Task to complete -
Establish how many lines of the material below contain the string "space". Return that number by itself.

Given records -
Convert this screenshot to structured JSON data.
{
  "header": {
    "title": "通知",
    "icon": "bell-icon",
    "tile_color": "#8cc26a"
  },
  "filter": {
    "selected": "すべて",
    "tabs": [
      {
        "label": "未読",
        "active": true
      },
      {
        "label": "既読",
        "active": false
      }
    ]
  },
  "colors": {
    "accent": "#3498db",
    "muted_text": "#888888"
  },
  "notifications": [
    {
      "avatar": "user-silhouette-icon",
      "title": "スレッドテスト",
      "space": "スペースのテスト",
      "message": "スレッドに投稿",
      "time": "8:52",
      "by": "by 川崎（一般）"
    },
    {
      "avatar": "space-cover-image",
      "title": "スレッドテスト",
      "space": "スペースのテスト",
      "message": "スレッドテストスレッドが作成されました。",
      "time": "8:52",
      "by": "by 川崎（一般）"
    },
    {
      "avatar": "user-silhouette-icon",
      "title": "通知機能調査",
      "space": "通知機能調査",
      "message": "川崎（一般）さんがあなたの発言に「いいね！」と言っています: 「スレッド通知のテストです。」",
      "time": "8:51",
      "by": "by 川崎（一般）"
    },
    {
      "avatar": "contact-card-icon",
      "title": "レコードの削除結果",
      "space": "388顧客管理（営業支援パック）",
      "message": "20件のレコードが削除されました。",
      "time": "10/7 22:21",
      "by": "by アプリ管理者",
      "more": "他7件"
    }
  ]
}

Response box -
5